We are pleased to announce the publication of our latest book: Digital Innovations for a Circular Plastic Economy in Africa. The first thing to say about the book is that it is Open Access, freely available to be downloaded here: There is also an option to order the print version from the publisher here. Edited by Dr Muyiwa Oyinlola and Professor Seun Kolade, the book’s 16 chapters are organised into three sections: Environment for Digitisation in the Circular Plastic Economy; Digitisation in Action; and a Digitally Enabled Circular Plastic Economy.
The first section addresses a wide range of important issues, including the need for enabling and enforceable policies, ideas for working through otherwise fragmented governance and regulatory processes, the imperative of a whole value chain and lifecycle perspective for systemic solutions, and an ecosystem approach that brings together stakeholders from various sectors.
The second section digs deeper into operational and context-specific issues relating to the deployment of digital innovations in Africa’s circular plastic economy. It highlights specific Industry 4.0 technologies such as 3D printing and blockchains and the opportunities they offer to drive the circular plastic agenda on the African continent. It also provides incisive and insightful explications of sub-regional challenges and peculiarities, from West to East and Southern Africa.

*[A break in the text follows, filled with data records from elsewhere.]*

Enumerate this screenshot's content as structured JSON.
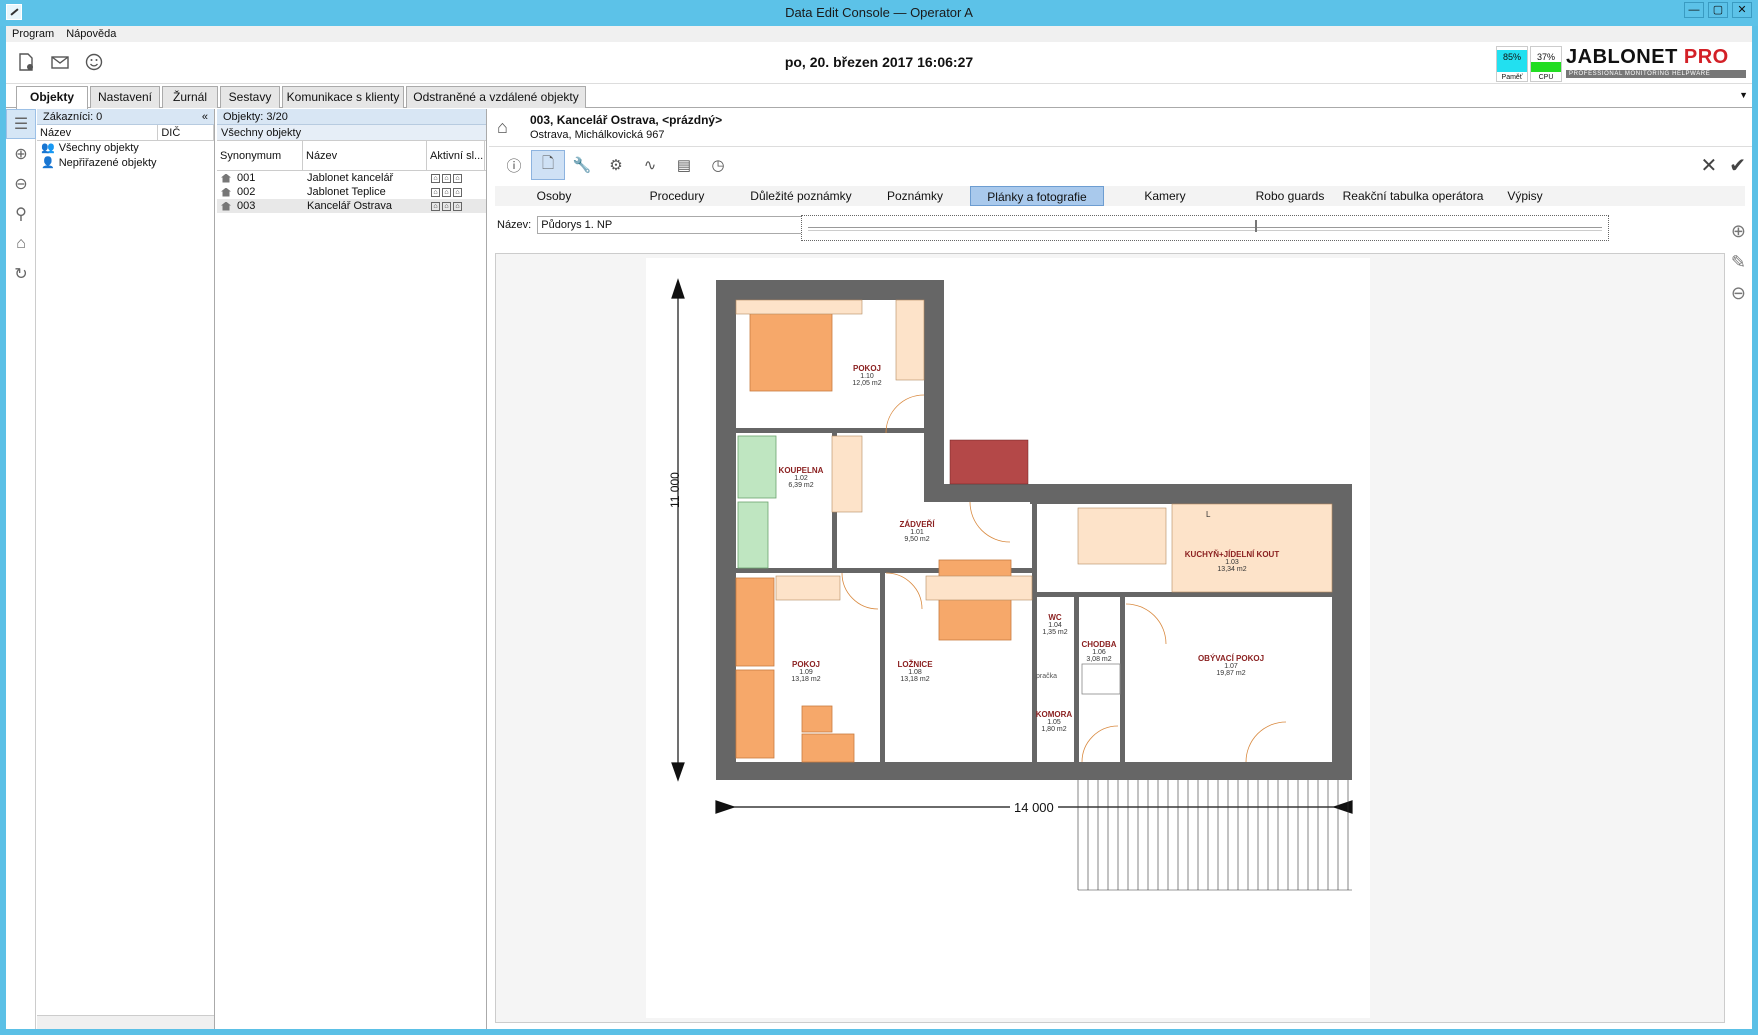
{
  "window": {
    "title": "Data Edit Console  — Operator A",
    "min": "—",
    "max": "▢",
    "close": "✕"
  },
  "menu": {
    "program": "Program",
    "help": "Nápověda"
  },
  "header": {
    "datetime": "po, 20. březen 2017 16:06:27",
    "memory": {
      "pct": "85%",
      "label": "Paměť",
      "value": 0.85,
      "color": "#22e0f0"
    },
    "cpu": {
      "pct": "37%",
      "label": "CPU",
      "value": 0.37,
      "color": "#22dd22"
    },
    "brand": {
      "name": "JABLONET",
      "suffix": "PRO",
      "tagline": "PROFESSIONAL MONITORING HELPWARE"
    }
  },
  "tabs": {
    "objekty": "Objekty",
    "nastaveni": "Nastavení",
    "zurnal": "Žurnál",
    "sestavy": "Sestavy",
    "komunikace": "Komunikace s klienty",
    "odstranene": "Odstraněné a vzdálené objekty"
  },
  "customers": {
    "header": "Zákazníci: 0",
    "collapse": "«",
    "col_name": "Název",
    "col_dic": "DIČ",
    "items": [
      "Všechny objekty",
      "Nepřiřazené objekty"
    ]
  },
  "objects": {
    "header": "Objekty: 3/20",
    "filter": "Všechny objekty",
    "col_synonym": "Synonymum",
    "col_name": "Název",
    "col_active": "Aktivní sl...",
    "rows": [
      {
        "synonym": "001",
        "name": "Jablonet kancelář"
      },
      {
        "synonym": "002",
        "name": "Jablonet Teplice"
      },
      {
        "synonym": "003",
        "name": "Kancelář Ostrava"
      }
    ]
  },
  "detail": {
    "title": "003, Kancelář Ostrava, <prázdný>",
    "address": "Ostrava, Michálkovická 967",
    "subtabs": [
      "Osoby",
      "Procedury",
      "Důležité poznámky",
      "Poznámky",
      "Plánky a fotografie",
      "Kamery",
      "Robo guards",
      "Reakční tabulka operátora",
      "Výpisy"
    ],
    "name_label": "Název:",
    "name_value": "Půdorys 1. NP"
  },
  "plan": {
    "dim_height": "11 000",
    "dim_width": "14 000",
    "rooms": [
      {
        "name": "POKOJ",
        "code": "1.10",
        "area": "12,05 m2"
      },
      {
        "name": "KOUPELNA",
        "code": "1.02",
        "area": "6,39 m2"
      },
      {
        "name": "ZÁDVEŘÍ",
        "code": "1.01",
        "area": "9,50 m2"
      },
      {
        "name": "KUCHYŇ+JÍDELNÍ KOUT",
        "code": "1.03",
        "area": "13,34 m2"
      },
      {
        "name": "WC",
        "code": "1.04",
        "area": "1,35 m2"
      },
      {
        "name": "CHODBA",
        "code": "1.06",
        "area": "3,08 m2"
      },
      {
        "name": "OBÝVACÍ POKOJ",
        "code": "1.07",
        "area": "19,87 m2"
      },
      {
        "name": "POKOJ",
        "code": "1.09",
        "area": "13,18 m2"
      },
      {
        "name": "LOŽNICE",
        "code": "1.08",
        "area": "13,18 m2"
      },
      {
        "name": "KOMORA",
        "code": "1.05",
        "area": "1,80 m2"
      }
    ],
    "pracka": "pračka",
    "kitchen_letter": "L"
  }
}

The third and final section zeroed in on key conceptual and practical issues, including the need for a data exchange platform, decentralised recycling solutions, and a framework for analysing and bridging infrastructural gaps. Finally, the section concludes with a discussion of the imperative of a gender mainstreaming approach to accelerate the transition to a circular plastic economy in Africa.
Congratulations to our esteemed chapter contributors, who come from a whole spectrum of disciplines, countries and sectors, including multilateral agencies, industry, third sector organisations, and academia across East, West and Southern Africa. We hope this contribution will steer new conversations in the drive towards a circular plastic economy in Africa.